Choosing a nursing home for a relative is never pleasant. Fortunately, the federal government might be able to help.

The results of a government survey of the nation's 17,000 nursing homes is available on the Medicare website. Consumers can see how a facility was rated in 10 categories, including percentage of patients with pain, delirium, and bedsores.

The information is based on data that nursing homes themselves must report as part of receiving Medicare funds. Also included are the results of annual inspections and complaint investigations. Facilities looking to improve their scores can get advice from the quality improvement organizations under contract with Medicare.

High-quality nursing home care doesn't come cheap.

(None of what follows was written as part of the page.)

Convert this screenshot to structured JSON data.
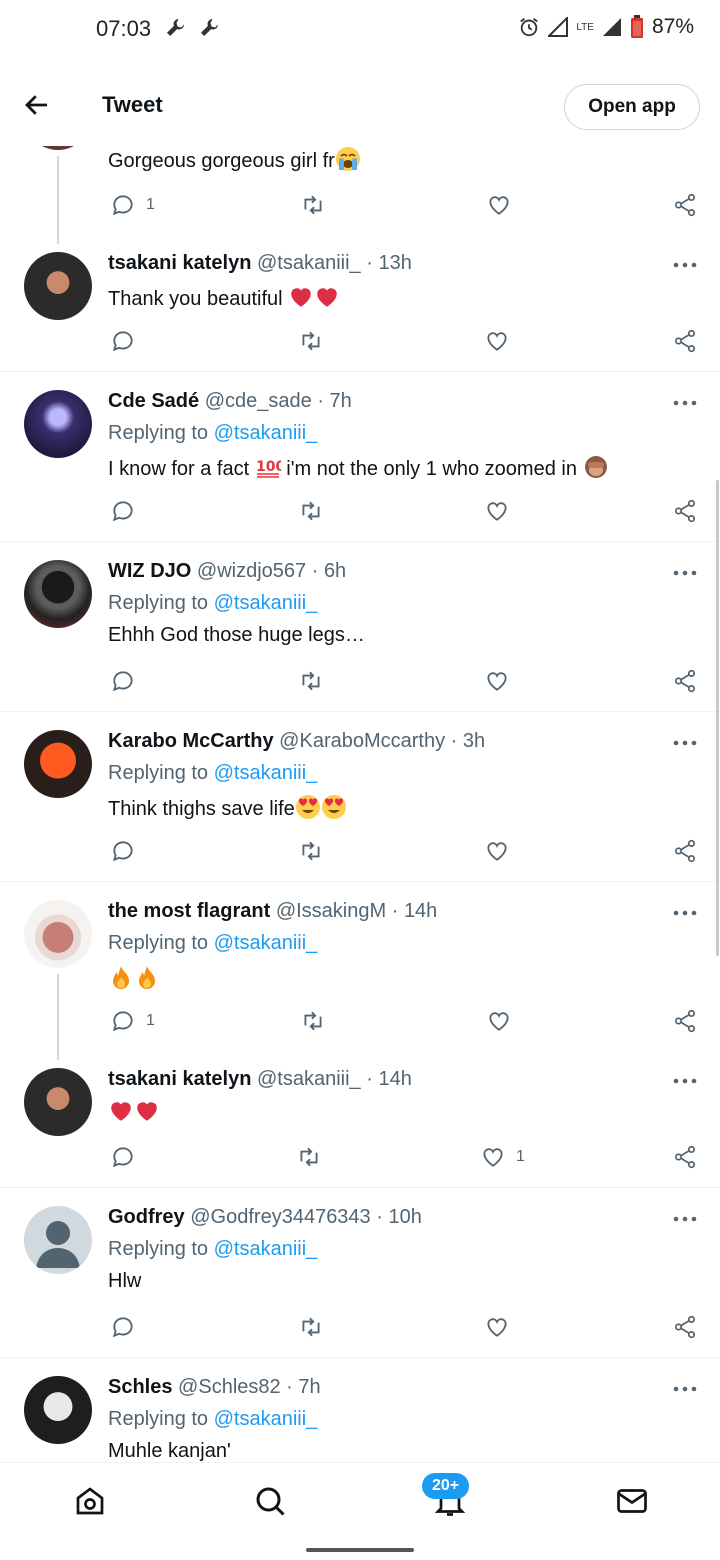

A year's stay can cost between $50,000 and $150,000. If someone can't afford such steep prices, then Medicaid takes over -- but only after most of the person's assets have been depleted. And do you want the government determining where you or your parents get admitted, and thus the level of care?

Enter long-term care insurance, which covers (to varying degrees) nursing home costs. Some policies even cover expenses incurred by people who don't need full-time care, such as physical therapy in the beneficiary's own home.

Like many forms of insurance, long-term care insurance gets more expensive as you age. Generally, people in their late 50s to early 60s should begin evaluating the need for long-term care insurance and which features make sense. A comprehensive policy can be pricey, but ensuring that you or your parents will have the best care might be worth it.